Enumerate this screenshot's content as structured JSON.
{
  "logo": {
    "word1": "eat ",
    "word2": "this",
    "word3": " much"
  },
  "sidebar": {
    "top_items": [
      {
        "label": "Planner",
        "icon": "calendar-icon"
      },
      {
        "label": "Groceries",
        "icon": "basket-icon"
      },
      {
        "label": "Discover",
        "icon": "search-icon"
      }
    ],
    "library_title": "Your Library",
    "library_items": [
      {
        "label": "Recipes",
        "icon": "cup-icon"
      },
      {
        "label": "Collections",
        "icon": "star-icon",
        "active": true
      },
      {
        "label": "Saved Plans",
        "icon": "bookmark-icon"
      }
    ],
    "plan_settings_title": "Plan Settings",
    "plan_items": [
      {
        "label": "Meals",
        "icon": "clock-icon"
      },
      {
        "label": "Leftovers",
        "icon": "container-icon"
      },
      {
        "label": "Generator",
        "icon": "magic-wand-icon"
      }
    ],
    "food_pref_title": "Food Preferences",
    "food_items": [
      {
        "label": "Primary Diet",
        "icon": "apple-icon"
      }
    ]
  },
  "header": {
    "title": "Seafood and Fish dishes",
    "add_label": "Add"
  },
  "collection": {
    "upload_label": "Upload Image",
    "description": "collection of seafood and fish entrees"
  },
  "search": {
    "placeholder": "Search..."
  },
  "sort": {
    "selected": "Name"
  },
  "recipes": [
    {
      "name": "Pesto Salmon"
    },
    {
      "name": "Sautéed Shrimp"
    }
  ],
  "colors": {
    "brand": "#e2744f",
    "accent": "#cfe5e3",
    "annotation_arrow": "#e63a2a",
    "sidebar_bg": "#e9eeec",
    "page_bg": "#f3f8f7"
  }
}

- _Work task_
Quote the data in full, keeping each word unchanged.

- _Solution to the exercise_
Enumerate this screenshot's content as structured JSON.
{
  "logo": {
    "word1": "eat ",
    "word2": "this",
    "word3": " much"
  },
  "sidebar": {
    "top_items": [
      {
        "label": "Planner",
        "icon": "calendar-icon"
      },
      {
        "label": "Groceries",
        "icon": "basket-icon"
      },
      {
        "label": "Discover",
        "icon": "search-icon"
      }
    ],
    "library_title": "Your Library",
    "library_items": [
      {
        "label": "Recipes",
        "icon": "cup-icon"
      },
      {
        "label": "Collections",
        "icon": "star-icon",
        "active": true
      },
      {
        "label": "Saved Plans",
        "icon": "bookmark-icon"
      }
    ],
    "plan_settings_title": "Plan Settings",
    "plan_items": [
      {
        "label": "Meals",
        "icon": "clock-icon"
      },
      {
        "label": "Leftovers",
        "icon": "container-icon"
      },
      {
        "label": "Generator",
        "icon": "magic-wand-icon"
      }
    ],
    "food_pref_title": "Food Preferences",
    "food_items": [
      {
        "label": "Primary Diet",
        "icon": "apple-icon"
      }
    ]
  },
  "header": {
    "title": "Seafood and Fish dishes",
    "add_label": "Add"
  },
  "collection": {
    "upload_label": "Upload Image",
    "description": "collection of seafood and fish entrees"
  },
  "search": {
    "placeholder": "Search..."
  },
  "sort": {
    "selected": "Name"
  },
  "recipes": [
    {
      "name": "Pesto Salmon"
    },
    {
      "name": "Sautéed Shrimp"
    }
  ],
  "colors": {
    "brand": "#e2744f",
    "accent": "#cfe5e3",
    "annotation_arrow": "#e63a2a",
    "sidebar_bg": "#e9eeec",
    "page_bg": "#f3f8f7"
  }
}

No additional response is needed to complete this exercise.